WHAT YOU ARE ASKED TO DO —
In the material below, how many lines contain the word "text"? The reply must be that number alone.
*** RECORDS FOR PROCESSING ***
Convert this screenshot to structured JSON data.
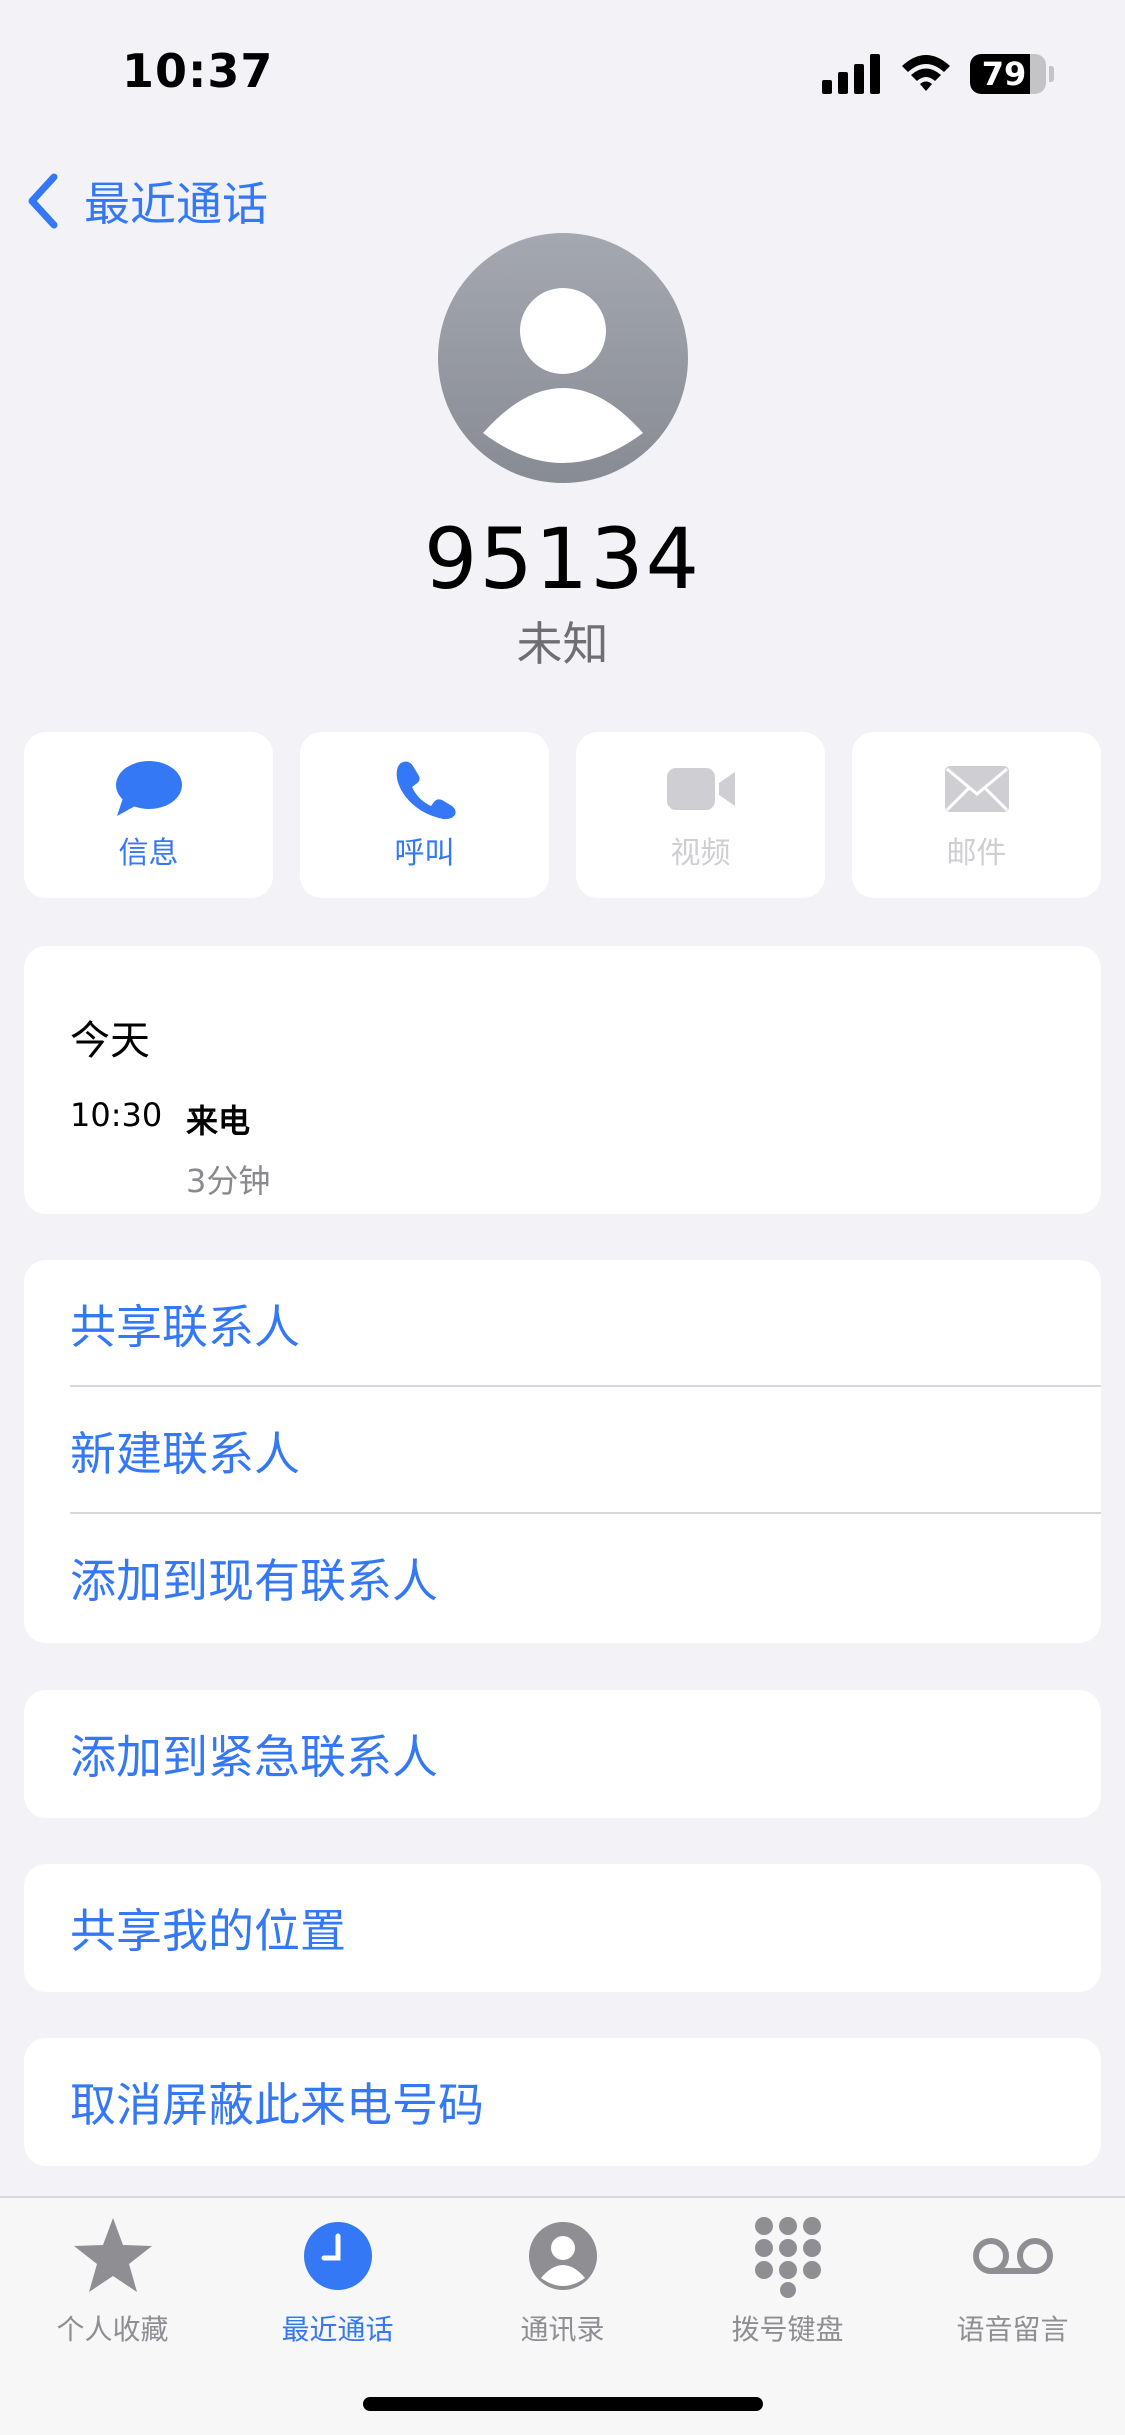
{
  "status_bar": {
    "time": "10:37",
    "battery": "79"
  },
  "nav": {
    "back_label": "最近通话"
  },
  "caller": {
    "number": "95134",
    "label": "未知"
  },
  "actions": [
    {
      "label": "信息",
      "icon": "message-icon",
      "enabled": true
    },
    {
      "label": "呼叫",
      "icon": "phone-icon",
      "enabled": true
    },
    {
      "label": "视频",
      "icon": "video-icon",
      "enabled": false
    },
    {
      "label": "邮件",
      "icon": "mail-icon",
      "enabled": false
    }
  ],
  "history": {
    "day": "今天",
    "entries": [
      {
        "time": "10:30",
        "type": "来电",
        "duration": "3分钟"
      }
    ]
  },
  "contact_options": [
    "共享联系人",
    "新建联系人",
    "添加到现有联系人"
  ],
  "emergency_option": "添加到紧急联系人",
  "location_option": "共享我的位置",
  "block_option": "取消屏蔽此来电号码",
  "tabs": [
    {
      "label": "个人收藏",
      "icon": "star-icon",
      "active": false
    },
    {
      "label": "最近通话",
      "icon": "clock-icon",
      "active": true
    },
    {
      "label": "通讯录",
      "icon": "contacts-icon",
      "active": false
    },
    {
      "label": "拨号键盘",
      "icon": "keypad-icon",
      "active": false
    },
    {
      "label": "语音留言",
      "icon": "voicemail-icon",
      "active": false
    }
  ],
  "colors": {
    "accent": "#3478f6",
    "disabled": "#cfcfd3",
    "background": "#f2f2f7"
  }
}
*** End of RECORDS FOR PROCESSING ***
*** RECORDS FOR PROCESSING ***
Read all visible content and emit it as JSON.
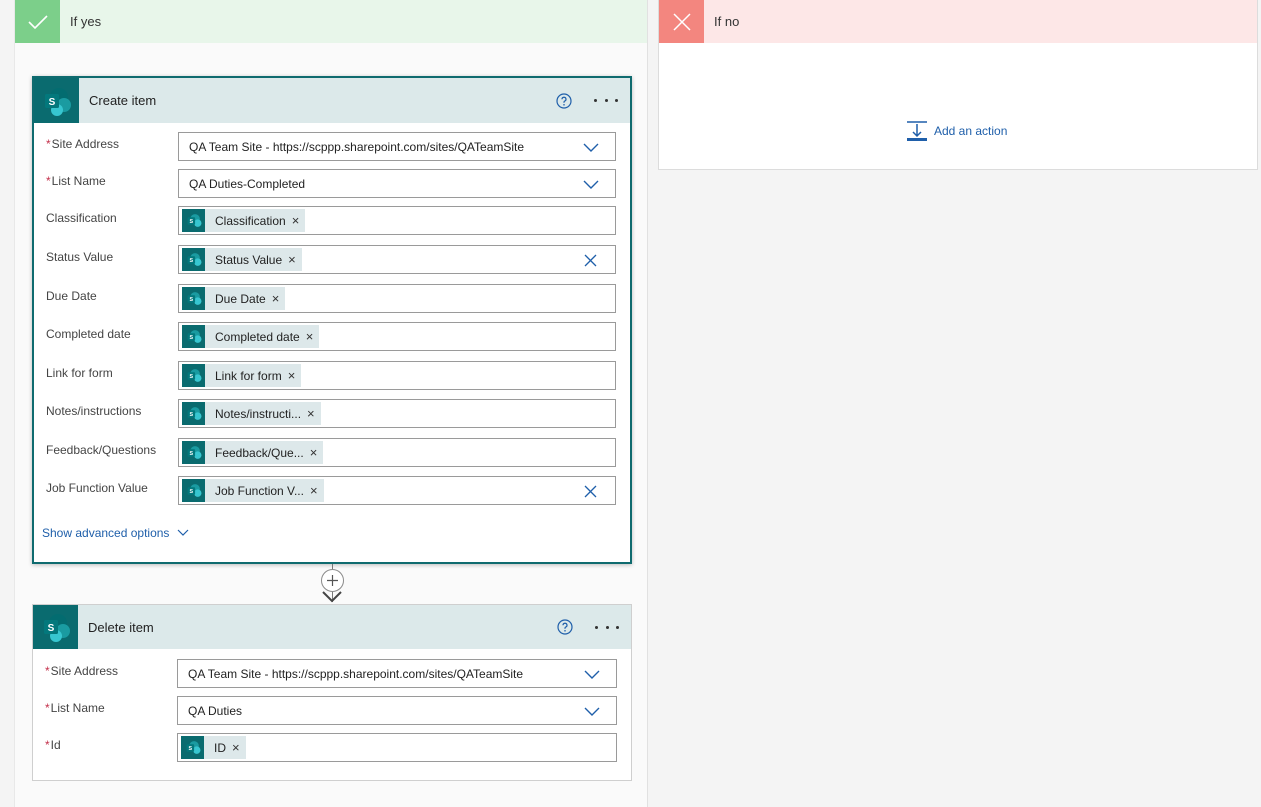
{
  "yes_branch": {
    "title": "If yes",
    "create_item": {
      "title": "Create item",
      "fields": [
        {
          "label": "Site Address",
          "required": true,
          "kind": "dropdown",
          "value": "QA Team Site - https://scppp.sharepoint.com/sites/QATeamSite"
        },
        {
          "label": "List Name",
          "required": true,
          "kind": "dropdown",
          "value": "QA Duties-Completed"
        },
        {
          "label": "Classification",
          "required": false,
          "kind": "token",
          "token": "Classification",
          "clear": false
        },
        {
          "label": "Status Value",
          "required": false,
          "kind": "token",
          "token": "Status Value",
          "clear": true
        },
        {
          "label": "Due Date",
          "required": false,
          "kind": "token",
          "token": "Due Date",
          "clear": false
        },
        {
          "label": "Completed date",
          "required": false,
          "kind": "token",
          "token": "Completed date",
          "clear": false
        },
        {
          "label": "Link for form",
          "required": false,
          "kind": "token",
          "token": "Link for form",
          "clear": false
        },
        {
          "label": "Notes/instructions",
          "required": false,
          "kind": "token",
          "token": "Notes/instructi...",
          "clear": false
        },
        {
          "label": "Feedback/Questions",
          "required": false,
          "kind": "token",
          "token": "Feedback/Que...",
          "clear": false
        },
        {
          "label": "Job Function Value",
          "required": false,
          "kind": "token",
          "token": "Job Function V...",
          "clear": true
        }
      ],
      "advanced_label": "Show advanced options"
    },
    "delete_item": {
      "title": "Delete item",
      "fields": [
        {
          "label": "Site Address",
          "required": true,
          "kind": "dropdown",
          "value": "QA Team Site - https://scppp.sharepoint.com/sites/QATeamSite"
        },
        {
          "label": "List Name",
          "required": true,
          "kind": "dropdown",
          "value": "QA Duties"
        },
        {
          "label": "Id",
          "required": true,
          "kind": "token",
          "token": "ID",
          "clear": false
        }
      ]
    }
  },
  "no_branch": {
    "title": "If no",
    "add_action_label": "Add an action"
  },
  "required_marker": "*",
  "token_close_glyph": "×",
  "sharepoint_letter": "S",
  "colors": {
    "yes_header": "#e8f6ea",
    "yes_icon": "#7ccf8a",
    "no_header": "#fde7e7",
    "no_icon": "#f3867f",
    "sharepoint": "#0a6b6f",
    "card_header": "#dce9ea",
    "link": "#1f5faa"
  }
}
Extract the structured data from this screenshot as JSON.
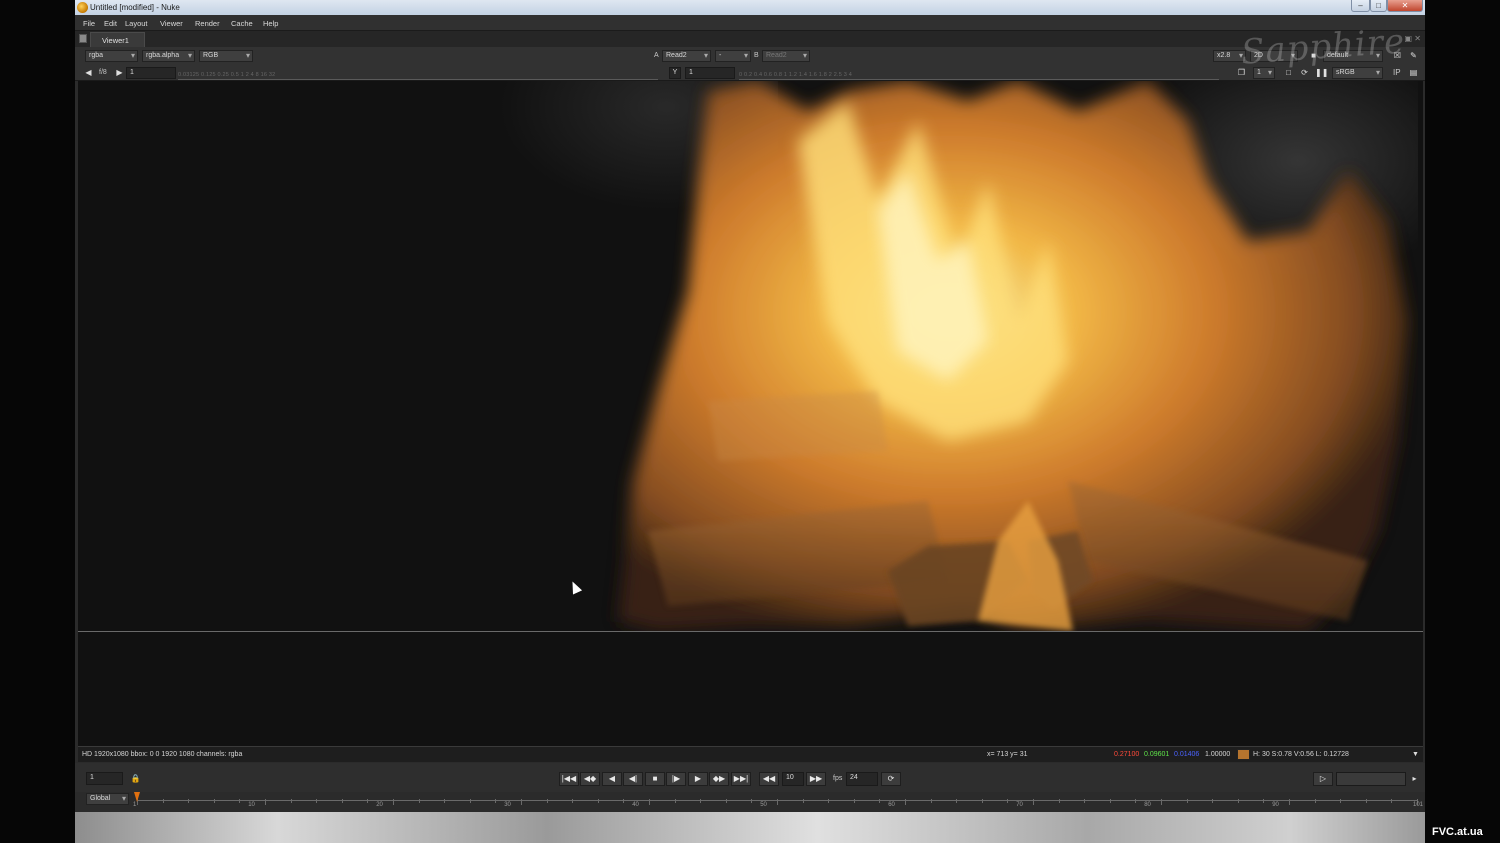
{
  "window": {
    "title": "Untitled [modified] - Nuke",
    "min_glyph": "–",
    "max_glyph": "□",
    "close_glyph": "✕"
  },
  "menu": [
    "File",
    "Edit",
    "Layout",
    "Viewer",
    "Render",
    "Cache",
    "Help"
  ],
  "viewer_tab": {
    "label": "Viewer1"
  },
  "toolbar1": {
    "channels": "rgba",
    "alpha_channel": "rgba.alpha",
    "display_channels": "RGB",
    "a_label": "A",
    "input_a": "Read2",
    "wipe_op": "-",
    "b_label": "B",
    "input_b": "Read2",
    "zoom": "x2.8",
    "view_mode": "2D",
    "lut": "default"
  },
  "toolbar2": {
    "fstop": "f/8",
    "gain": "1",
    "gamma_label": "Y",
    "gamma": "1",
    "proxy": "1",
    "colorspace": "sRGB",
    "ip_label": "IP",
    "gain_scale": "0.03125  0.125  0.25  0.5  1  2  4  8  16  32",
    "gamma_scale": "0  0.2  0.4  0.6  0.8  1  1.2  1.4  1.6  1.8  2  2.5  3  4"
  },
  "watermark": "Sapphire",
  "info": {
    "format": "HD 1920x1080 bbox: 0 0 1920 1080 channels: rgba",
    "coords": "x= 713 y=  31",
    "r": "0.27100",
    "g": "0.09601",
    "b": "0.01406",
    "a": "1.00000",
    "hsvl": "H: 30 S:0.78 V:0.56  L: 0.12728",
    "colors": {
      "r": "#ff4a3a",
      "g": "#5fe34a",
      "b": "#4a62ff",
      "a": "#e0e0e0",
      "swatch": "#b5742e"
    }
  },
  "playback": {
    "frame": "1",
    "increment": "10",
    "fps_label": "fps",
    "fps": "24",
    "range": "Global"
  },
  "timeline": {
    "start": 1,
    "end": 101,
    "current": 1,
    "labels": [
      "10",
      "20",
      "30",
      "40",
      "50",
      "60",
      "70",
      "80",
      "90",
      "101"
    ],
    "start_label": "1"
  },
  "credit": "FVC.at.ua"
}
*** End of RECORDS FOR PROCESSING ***
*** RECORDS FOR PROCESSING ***
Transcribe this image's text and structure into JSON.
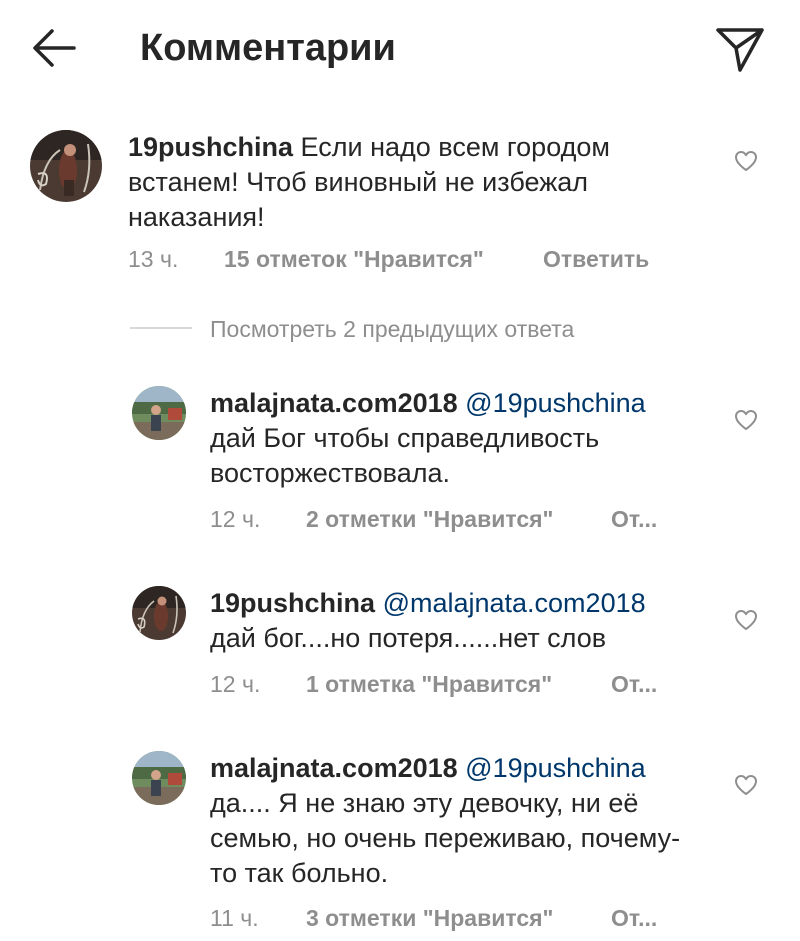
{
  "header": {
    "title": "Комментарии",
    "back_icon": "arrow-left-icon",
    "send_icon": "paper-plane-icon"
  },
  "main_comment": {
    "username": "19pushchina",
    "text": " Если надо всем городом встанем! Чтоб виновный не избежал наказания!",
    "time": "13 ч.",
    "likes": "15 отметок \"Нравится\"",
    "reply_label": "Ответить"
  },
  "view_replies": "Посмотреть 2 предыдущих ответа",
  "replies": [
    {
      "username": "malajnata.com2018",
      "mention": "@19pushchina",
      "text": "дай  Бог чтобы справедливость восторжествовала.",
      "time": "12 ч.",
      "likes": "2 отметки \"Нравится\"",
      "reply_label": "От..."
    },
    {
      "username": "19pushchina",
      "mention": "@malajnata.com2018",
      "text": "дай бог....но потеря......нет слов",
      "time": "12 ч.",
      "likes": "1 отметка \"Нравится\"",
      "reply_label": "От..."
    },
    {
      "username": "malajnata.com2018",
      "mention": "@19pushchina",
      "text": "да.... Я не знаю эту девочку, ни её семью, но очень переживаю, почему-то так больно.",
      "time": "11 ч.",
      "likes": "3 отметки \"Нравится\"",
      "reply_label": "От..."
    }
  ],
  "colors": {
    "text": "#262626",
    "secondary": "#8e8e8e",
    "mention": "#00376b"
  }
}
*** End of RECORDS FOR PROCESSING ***
OUTPUT FOR THIS TASK —
6